Task item ->
The required answer is each line in the entries below where "What" occurs.

START Provided data

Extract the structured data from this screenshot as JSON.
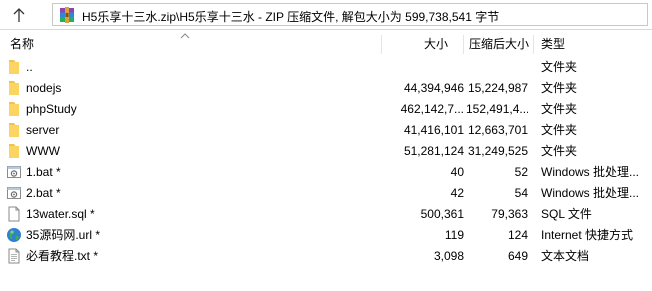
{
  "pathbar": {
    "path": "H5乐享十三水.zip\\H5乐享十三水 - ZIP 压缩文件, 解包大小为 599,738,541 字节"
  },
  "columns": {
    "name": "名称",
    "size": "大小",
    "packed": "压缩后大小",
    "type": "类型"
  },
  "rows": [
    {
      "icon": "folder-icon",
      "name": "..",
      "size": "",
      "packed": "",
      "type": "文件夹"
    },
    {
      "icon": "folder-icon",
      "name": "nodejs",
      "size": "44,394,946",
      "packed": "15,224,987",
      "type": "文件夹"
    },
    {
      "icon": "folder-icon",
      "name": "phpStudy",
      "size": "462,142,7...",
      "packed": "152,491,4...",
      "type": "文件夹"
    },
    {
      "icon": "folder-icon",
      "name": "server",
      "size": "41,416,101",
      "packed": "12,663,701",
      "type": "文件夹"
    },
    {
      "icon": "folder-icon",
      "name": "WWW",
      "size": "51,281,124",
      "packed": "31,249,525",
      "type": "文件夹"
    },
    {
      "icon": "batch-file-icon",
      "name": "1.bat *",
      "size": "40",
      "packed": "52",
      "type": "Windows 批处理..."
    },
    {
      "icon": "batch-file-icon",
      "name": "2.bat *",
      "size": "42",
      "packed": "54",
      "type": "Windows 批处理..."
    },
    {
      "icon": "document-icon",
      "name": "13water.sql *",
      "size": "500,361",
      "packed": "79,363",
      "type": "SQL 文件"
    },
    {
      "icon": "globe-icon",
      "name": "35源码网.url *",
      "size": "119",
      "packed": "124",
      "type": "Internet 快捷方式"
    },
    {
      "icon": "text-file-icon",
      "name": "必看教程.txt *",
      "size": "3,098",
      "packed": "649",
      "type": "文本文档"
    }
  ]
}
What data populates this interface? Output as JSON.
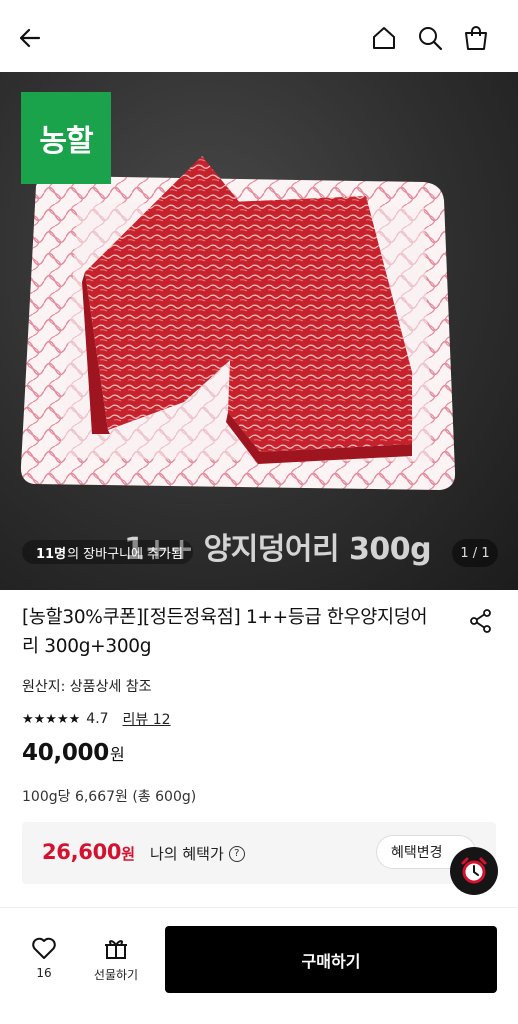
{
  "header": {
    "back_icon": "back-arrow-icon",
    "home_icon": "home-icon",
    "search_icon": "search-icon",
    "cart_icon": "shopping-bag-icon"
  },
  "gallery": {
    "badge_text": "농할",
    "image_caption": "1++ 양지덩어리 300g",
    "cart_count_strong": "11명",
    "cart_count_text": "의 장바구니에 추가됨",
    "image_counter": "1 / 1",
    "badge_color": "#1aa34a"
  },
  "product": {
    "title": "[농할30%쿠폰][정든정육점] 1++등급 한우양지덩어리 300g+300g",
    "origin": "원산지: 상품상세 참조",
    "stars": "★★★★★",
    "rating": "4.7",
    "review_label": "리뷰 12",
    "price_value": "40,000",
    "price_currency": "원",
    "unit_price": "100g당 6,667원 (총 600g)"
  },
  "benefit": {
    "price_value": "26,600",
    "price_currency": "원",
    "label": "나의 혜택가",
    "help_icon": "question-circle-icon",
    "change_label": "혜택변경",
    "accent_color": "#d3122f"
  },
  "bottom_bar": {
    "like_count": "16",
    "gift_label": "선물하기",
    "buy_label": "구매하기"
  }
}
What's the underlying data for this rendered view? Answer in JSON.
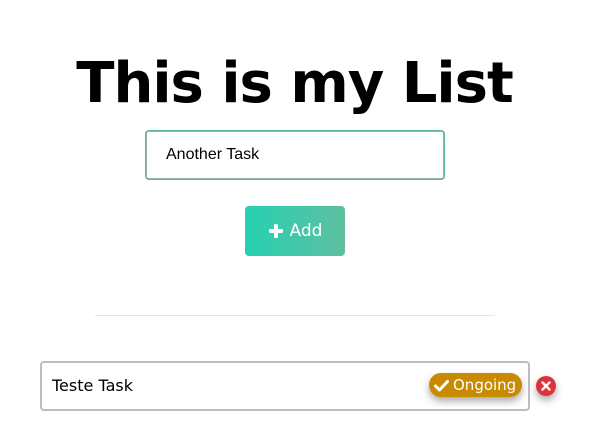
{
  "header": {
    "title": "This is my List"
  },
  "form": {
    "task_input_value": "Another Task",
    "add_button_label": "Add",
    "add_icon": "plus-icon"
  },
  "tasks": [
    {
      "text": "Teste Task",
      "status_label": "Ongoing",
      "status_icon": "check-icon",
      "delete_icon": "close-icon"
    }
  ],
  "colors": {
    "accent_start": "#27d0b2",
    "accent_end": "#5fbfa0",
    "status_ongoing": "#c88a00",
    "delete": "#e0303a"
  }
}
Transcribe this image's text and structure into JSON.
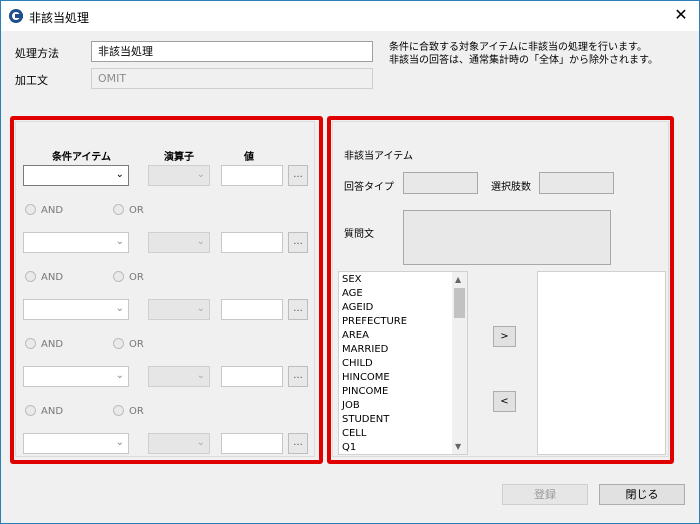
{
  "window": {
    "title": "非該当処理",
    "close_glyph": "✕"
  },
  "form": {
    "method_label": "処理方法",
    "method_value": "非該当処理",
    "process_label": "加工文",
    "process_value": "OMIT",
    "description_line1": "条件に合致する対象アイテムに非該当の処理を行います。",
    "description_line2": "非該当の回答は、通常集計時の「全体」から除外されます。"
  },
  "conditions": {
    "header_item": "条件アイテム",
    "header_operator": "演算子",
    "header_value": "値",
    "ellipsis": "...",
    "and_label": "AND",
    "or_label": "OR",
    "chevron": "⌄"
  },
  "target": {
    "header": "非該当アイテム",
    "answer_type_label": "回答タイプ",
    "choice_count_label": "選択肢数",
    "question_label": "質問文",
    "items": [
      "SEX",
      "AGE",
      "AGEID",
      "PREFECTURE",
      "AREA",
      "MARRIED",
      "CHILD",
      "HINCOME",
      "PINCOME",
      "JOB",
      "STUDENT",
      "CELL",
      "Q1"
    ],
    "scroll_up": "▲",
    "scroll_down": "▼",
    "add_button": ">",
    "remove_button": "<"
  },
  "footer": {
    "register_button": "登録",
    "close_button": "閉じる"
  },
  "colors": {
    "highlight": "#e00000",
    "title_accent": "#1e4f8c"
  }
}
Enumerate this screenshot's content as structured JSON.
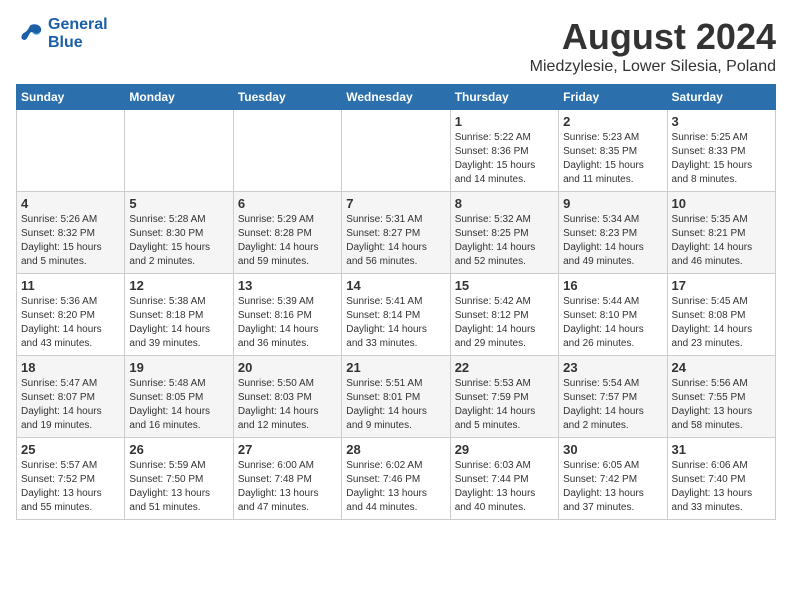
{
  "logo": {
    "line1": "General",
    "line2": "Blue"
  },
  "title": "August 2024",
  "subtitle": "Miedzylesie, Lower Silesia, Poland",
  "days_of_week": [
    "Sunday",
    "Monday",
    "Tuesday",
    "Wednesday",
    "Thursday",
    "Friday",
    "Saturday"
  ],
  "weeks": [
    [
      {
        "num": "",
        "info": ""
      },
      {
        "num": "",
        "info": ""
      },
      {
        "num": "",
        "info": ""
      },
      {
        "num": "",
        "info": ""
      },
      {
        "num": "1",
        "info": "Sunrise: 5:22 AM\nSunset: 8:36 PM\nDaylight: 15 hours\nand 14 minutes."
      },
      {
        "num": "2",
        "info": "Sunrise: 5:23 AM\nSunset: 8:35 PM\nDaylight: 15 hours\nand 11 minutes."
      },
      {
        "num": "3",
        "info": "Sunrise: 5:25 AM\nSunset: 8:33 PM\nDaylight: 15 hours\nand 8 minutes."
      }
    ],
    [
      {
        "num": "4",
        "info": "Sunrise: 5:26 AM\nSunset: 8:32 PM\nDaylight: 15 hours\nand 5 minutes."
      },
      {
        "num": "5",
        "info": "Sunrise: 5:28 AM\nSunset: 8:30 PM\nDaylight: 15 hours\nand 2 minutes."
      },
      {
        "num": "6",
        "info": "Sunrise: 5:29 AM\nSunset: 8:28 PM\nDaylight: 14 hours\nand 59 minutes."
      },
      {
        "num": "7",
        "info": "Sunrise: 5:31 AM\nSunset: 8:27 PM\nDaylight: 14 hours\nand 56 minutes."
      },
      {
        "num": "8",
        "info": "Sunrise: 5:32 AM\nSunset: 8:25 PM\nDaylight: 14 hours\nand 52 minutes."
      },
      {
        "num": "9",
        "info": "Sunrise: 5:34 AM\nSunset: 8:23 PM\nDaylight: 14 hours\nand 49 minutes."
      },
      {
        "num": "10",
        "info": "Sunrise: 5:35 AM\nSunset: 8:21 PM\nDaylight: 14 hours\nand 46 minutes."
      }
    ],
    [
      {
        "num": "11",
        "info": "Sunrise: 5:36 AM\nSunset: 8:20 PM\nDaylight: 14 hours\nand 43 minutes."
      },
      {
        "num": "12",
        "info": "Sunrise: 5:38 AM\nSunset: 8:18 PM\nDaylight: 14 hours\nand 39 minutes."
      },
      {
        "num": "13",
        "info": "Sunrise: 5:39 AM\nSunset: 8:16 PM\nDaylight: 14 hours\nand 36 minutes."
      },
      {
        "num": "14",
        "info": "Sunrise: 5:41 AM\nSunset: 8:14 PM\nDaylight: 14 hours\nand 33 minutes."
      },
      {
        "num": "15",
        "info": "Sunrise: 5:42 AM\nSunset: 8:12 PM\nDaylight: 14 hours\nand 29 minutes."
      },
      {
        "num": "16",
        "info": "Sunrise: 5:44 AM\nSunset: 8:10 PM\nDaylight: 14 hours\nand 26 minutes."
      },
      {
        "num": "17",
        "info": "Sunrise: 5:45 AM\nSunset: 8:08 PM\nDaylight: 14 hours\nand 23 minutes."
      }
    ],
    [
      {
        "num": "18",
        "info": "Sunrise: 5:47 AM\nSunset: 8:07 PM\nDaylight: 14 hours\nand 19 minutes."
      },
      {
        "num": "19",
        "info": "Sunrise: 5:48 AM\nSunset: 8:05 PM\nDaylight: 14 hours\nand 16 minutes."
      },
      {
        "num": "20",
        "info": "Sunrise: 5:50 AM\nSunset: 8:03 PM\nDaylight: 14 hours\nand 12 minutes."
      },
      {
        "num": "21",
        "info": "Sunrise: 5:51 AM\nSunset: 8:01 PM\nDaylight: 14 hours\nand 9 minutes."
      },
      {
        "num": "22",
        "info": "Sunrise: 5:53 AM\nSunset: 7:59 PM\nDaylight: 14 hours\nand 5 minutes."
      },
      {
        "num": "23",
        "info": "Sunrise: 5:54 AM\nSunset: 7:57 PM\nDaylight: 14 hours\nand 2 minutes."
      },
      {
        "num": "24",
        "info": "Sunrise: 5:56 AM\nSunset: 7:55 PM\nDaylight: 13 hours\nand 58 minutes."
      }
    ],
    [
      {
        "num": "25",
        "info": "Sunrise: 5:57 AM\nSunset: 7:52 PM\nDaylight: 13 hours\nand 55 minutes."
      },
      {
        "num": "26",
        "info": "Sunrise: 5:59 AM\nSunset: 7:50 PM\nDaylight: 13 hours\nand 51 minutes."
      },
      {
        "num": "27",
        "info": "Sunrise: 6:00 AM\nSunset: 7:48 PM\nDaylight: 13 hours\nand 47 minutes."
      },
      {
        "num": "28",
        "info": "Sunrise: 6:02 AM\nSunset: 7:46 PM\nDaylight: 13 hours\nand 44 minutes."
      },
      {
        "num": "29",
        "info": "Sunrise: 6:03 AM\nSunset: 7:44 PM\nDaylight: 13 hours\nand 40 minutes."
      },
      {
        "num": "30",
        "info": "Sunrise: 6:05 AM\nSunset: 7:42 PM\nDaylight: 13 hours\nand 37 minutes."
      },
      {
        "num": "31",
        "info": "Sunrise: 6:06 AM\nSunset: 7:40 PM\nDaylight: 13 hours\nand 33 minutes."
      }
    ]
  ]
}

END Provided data

Reply to the exercise ->
What data populates this interface? Output as JSON.
What's the underlying data for this rendered view? Answer in JSON.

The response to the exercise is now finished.